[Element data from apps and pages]
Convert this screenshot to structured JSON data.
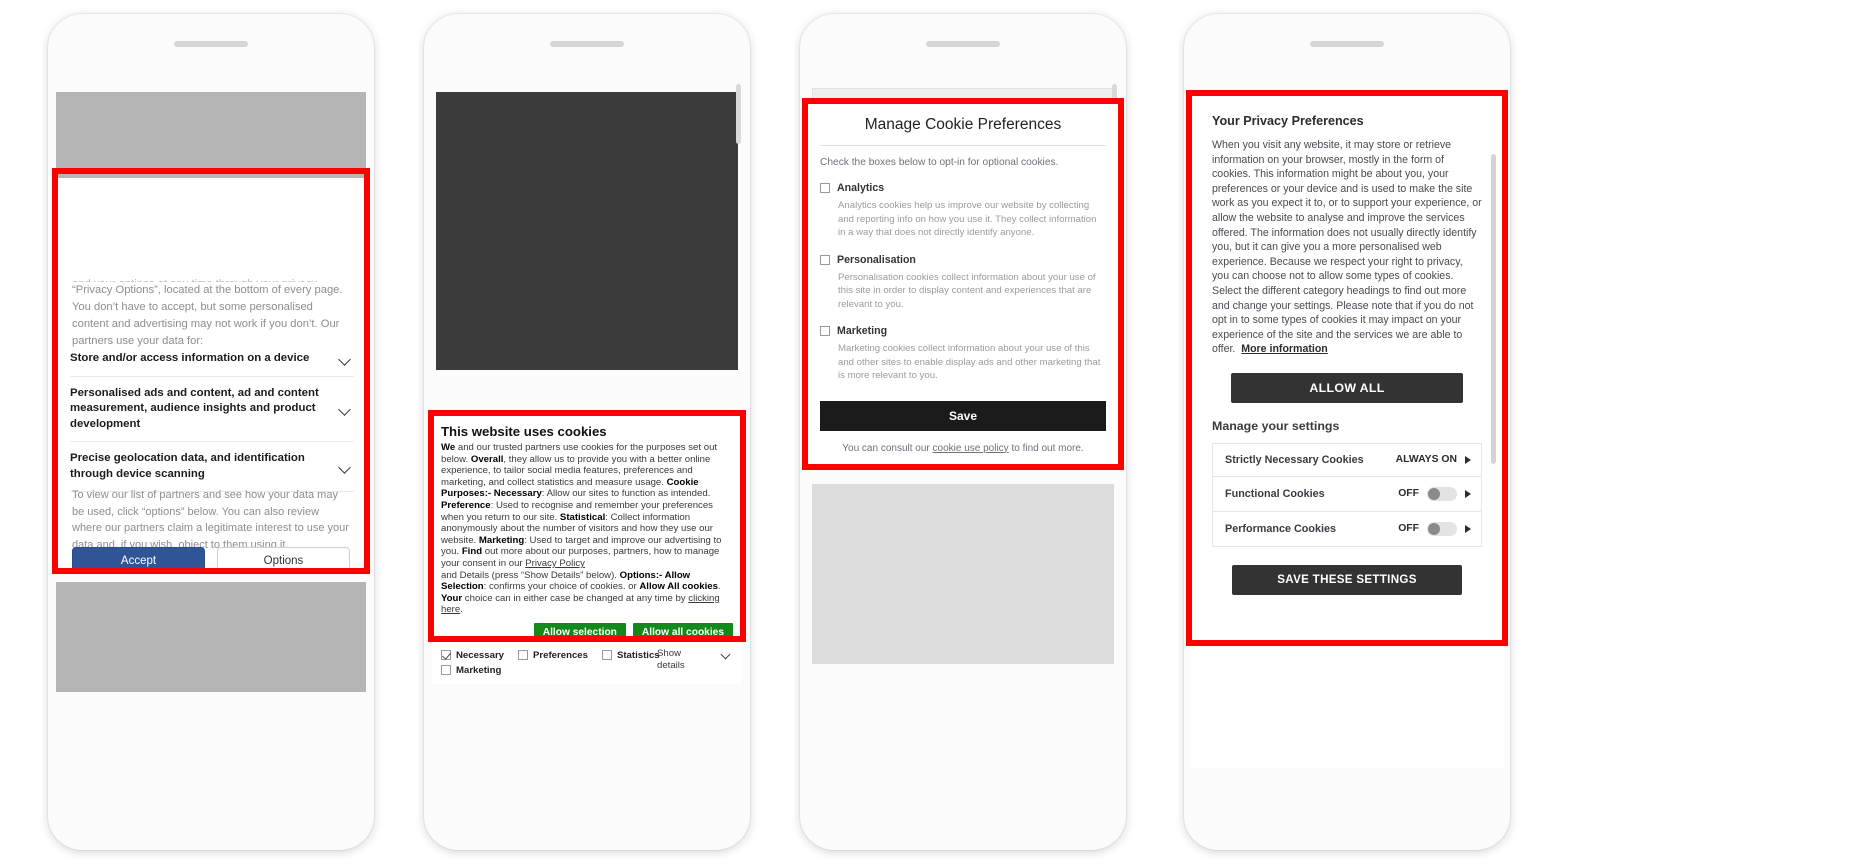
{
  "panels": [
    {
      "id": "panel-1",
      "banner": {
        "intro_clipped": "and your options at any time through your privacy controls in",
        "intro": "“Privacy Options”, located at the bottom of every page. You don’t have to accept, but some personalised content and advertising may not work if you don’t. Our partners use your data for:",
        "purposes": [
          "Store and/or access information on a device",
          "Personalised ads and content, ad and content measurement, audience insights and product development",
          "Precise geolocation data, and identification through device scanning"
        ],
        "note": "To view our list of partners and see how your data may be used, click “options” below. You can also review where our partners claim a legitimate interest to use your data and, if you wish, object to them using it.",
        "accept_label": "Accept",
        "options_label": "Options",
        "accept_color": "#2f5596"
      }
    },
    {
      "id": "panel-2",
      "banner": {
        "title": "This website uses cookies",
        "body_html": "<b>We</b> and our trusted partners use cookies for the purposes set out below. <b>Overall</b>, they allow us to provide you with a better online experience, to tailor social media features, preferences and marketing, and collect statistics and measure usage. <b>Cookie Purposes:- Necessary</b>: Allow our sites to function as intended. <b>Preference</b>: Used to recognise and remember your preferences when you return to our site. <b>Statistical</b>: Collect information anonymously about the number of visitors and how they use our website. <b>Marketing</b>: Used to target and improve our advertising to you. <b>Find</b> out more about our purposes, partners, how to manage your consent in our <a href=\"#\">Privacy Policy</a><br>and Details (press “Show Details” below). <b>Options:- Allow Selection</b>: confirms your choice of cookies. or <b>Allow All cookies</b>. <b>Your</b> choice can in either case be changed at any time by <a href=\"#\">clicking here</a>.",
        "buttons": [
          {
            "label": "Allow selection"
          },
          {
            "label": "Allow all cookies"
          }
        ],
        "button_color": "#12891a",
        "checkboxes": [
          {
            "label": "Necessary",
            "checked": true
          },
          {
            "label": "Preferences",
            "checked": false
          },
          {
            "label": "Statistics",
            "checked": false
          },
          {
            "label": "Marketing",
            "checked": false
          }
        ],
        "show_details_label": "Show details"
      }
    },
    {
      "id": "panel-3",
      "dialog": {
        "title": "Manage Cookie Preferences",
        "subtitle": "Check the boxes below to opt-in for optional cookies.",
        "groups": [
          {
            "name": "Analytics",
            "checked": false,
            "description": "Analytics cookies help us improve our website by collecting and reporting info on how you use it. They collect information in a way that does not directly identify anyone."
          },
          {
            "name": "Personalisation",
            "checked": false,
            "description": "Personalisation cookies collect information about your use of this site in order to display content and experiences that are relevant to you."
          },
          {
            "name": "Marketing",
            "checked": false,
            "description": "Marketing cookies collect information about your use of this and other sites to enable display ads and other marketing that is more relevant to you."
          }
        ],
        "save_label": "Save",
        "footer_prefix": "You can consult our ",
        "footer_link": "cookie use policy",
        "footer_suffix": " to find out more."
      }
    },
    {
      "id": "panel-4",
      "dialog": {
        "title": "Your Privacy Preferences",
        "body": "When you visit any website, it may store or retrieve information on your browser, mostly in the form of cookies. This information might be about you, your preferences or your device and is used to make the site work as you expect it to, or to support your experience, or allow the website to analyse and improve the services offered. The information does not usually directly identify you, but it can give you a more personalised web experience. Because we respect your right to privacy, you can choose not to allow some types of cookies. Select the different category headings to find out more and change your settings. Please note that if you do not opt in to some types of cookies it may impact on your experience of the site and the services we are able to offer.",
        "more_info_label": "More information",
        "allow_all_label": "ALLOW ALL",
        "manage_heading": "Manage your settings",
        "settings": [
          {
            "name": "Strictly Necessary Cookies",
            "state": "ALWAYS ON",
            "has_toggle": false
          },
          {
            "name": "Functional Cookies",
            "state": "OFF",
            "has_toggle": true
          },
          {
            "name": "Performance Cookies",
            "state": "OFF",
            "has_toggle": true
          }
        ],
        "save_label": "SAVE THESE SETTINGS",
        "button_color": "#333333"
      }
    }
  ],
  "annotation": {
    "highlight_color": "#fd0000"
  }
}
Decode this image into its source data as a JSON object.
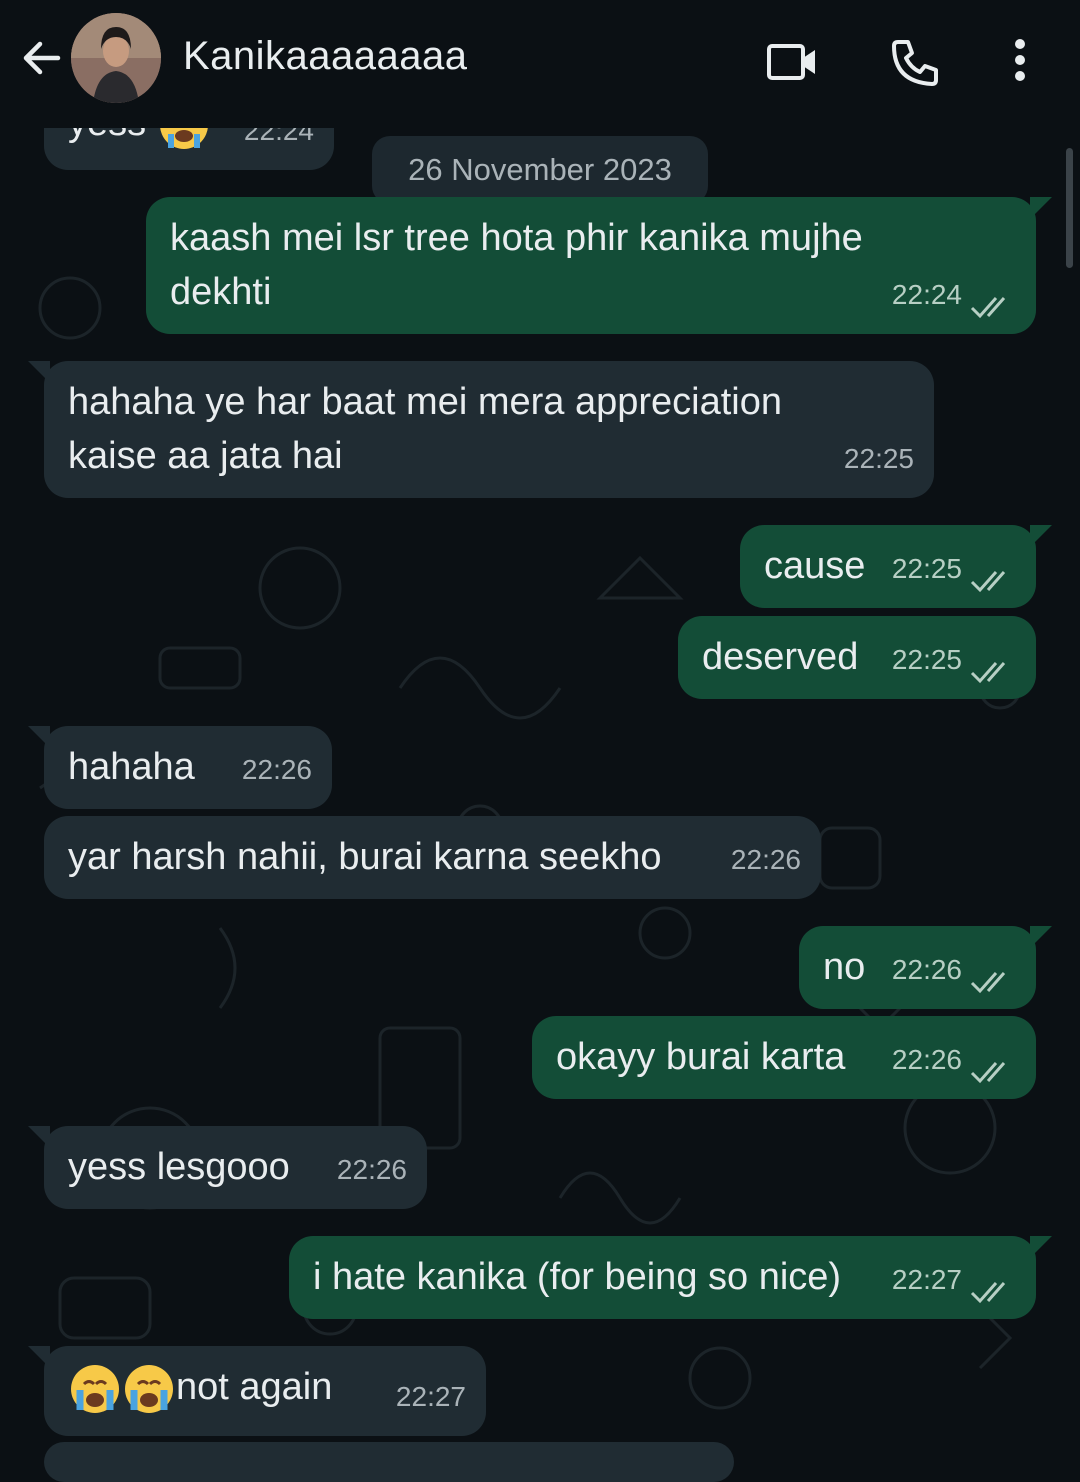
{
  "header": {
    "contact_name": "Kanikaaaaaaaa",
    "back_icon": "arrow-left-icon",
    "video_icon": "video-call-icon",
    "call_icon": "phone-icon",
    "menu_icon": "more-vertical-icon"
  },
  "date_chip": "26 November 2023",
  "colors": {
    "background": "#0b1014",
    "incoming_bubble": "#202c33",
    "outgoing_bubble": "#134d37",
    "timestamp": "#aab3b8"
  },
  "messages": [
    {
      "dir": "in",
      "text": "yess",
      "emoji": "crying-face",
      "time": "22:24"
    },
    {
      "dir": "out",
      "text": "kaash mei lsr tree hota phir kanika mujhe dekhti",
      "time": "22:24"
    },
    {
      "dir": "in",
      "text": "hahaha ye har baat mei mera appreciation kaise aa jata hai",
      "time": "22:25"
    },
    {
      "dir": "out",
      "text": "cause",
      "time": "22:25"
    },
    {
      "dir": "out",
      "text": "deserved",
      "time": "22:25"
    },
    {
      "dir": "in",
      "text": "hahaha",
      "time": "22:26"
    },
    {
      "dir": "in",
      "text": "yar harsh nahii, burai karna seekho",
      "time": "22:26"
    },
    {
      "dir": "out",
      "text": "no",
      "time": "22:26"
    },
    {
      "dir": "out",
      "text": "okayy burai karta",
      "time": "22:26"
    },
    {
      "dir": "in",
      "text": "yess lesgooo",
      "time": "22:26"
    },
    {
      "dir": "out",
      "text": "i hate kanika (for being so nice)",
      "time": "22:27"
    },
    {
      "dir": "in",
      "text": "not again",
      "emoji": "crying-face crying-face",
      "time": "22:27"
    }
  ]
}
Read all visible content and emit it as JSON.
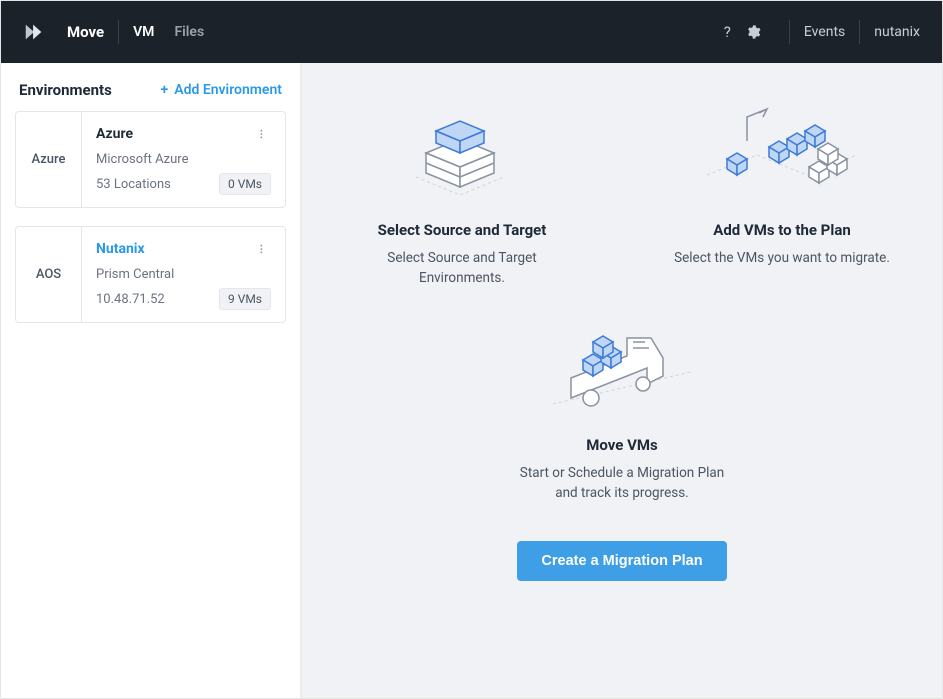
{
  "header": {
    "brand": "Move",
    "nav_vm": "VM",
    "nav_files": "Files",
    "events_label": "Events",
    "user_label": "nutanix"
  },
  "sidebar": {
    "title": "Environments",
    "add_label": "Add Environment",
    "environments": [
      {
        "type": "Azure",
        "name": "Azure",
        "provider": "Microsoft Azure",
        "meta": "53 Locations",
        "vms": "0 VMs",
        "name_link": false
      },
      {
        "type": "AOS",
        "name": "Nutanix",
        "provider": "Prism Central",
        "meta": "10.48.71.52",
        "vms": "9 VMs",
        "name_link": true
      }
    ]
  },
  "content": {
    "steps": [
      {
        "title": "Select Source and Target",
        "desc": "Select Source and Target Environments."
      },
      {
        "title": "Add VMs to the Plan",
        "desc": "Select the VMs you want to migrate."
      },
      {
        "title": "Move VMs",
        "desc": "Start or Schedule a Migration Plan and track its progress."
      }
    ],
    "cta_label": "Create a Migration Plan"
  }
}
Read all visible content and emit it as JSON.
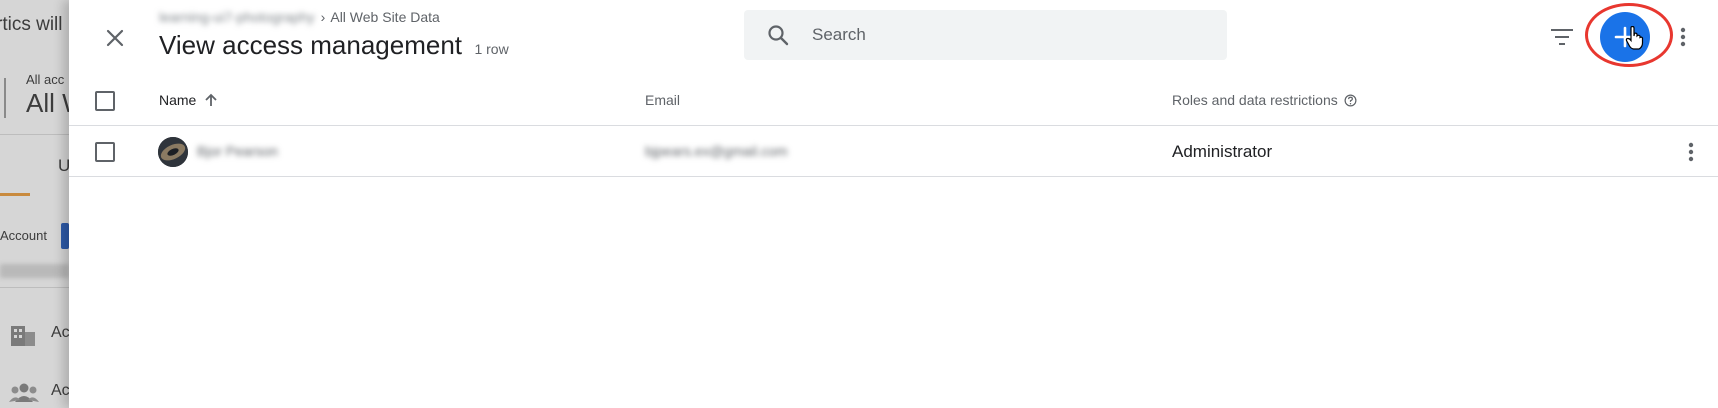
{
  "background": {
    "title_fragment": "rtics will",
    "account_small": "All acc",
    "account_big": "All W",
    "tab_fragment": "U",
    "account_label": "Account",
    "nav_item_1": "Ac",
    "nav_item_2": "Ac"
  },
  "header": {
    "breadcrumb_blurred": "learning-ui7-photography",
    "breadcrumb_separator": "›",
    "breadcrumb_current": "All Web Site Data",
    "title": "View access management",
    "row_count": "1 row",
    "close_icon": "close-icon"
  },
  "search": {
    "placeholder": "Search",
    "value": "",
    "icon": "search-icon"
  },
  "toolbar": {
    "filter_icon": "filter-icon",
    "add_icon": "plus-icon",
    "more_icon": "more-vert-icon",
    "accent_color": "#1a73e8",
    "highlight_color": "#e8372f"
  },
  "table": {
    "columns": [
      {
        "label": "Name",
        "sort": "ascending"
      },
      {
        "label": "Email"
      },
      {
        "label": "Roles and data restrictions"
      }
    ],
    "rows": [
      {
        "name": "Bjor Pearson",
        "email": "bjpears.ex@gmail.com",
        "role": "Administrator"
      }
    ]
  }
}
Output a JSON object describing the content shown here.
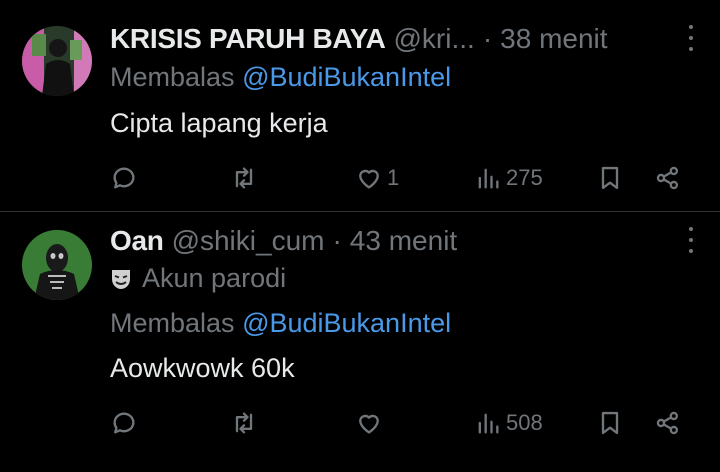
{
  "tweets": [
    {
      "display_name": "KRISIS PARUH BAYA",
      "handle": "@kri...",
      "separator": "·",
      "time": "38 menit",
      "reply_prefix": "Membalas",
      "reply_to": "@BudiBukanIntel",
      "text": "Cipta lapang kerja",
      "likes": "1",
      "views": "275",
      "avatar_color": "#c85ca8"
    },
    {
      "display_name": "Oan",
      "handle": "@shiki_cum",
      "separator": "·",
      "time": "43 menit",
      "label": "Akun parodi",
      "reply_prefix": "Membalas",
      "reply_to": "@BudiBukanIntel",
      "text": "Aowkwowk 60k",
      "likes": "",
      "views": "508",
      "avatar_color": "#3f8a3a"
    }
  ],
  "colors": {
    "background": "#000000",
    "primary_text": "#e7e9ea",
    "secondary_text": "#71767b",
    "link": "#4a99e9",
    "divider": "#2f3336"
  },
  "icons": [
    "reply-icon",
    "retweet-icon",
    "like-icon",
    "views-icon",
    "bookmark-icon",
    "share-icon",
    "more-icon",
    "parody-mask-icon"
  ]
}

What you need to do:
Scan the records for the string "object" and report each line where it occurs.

Result:
        "note": "To view our list of partners and see how your data may be used, click “options” below. You can also review where our partners claim a legitimate interest to use your data and, if you wish, object to them using it.",
Decode this image into its source data as a JSON object.
Output a JSON object describing the content shown here.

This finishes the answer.